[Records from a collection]
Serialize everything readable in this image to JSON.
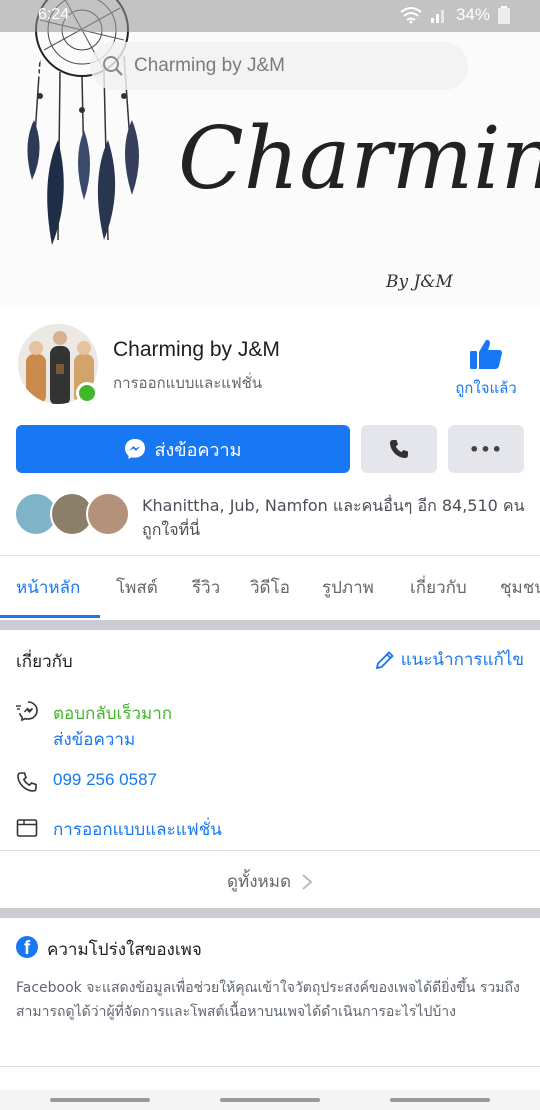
{
  "status_bar": {
    "time": "6:24",
    "battery": "34%"
  },
  "search": {
    "placeholder": "Charming by J&M"
  },
  "cover": {
    "title_art": "Charming",
    "byline": "By J&M"
  },
  "page": {
    "name": "Charming by J&M",
    "category": "การออกแบบและแฟชั่น",
    "like_label": "ถูกใจแล้ว",
    "message_label": "ส่งข้อความ",
    "likes_line1": "Khanittha, Jub, Namfon และคนอื่นๆ อีก 84,510 คน",
    "likes_line2": "ถูกใจที่นี่"
  },
  "tabs": [
    {
      "label": "หน้าหลัก"
    },
    {
      "label": "โพสต์"
    },
    {
      "label": "รีวิว"
    },
    {
      "label": "วิดีโอ"
    },
    {
      "label": "รูปภาพ"
    },
    {
      "label": "เกี่ยวกับ"
    },
    {
      "label": "ชุมชน"
    }
  ],
  "about": {
    "title": "เกี่ยวกับ",
    "suggest_edit": "แนะนำการแก้ไข",
    "quick_reply": "ตอบกลับเร็วมาก",
    "send_message": "ส่งข้อความ",
    "phone": "099 256 0587",
    "category": "การออกแบบและแฟชั่น",
    "see_all": "ดูทั้งหมด"
  },
  "transparency": {
    "title": "ความโปร่งใสของเพจ",
    "body": "Facebook จะแสดงข้อมูลเพื่อช่วยให้คุณเข้าใจวัตถุประสงค์ของเพจได้ดียิ่งขึ้น รวมถึงสามารถดูได้ว่าผู้ที่จัดการและโพสต์เนื้อหาบนเพจได้ดำเนินการอะไรไปบ้าง"
  },
  "colors": {
    "accent": "#1877f2",
    "online": "#42b72a",
    "button_gray": "#e4e6eb"
  },
  "icons": [
    "search-icon",
    "wifi-icon",
    "signal-icon",
    "battery-icon",
    "like-thumb-icon",
    "messenger-icon",
    "phone-icon",
    "more-icon",
    "pencil-icon",
    "quick-reply-icon",
    "phone-row-icon",
    "category-icon",
    "chevron-right-icon",
    "facebook-icon"
  ]
}
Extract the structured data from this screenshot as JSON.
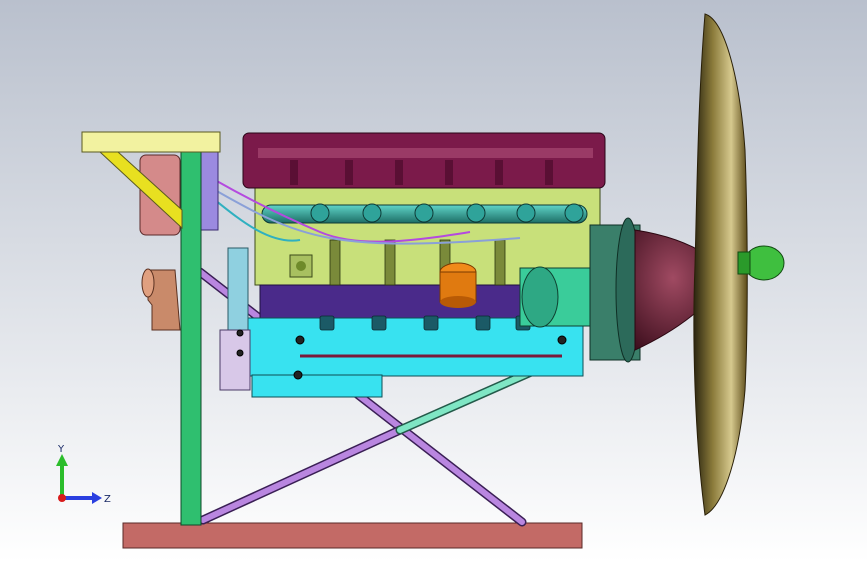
{
  "viewport": {
    "background_top": "#b9c0cd",
    "background_bottom": "#ffffff"
  },
  "triad": {
    "y_label": "Y",
    "z_label": "Z",
    "y_color": "#2bbd2b",
    "z_color": "#2a3fe0",
    "x_color": "#d81b1b"
  },
  "model": {
    "description_icon": "engine-assembly-icon",
    "colors": {
      "base_plate": "#c36a66",
      "frame_post": "#2fbf6f",
      "top_bracket": "#f2f2a0",
      "engine_block": "#c8e07a",
      "valve_cover": "#7b1a4a",
      "oil_pan": "#38e2f0",
      "crankcase": "#4a2a8a",
      "strut_violet": "#b986e0",
      "strut_mint": "#7fe6c4",
      "propeller_blade": "#6b5a22",
      "hub": "#6e2438",
      "spinner_tip": "#3fbf3f",
      "intake_pipes": "#2fa39a",
      "rear_gear": "#3a7f6a",
      "elbow_pipe": "#c98a6a",
      "oil_cap": "#f08a1a"
    }
  }
}
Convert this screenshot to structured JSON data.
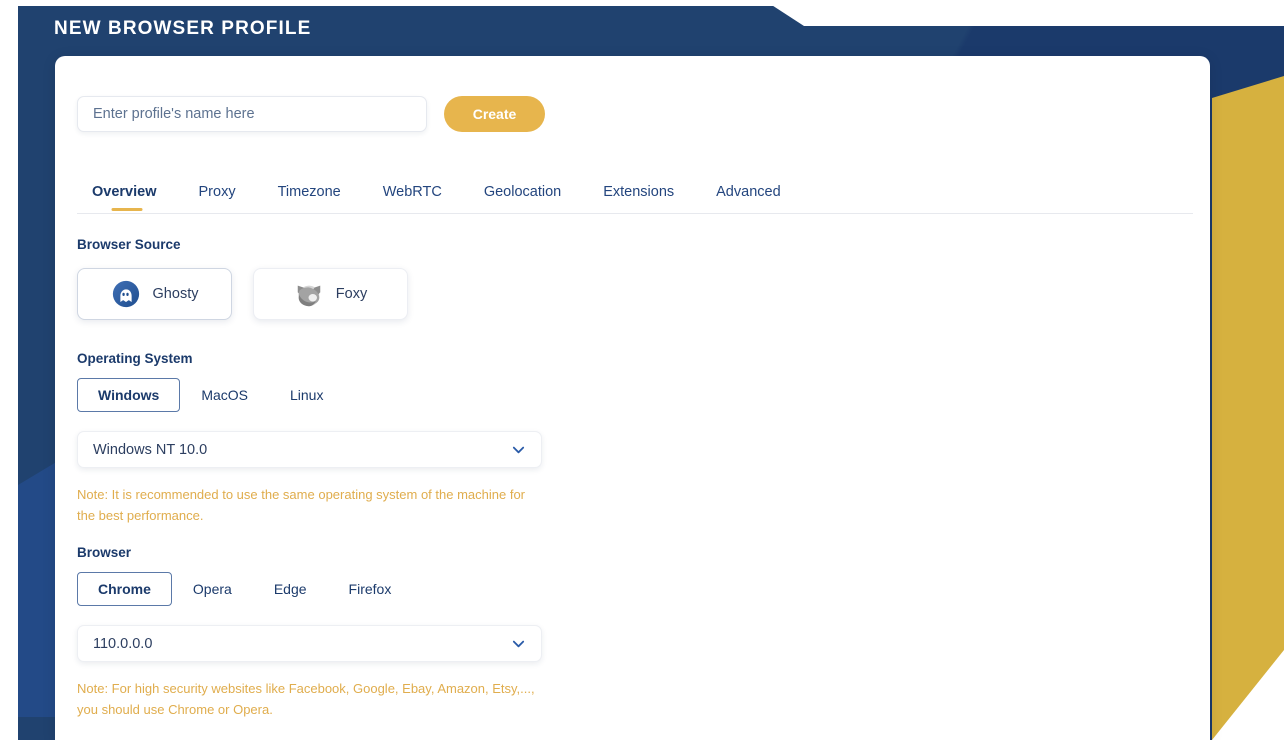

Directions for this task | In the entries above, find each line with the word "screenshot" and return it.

Response below |
Extract the structured data from this screenshot as JSON.
Convert this screenshot to structured JSON data.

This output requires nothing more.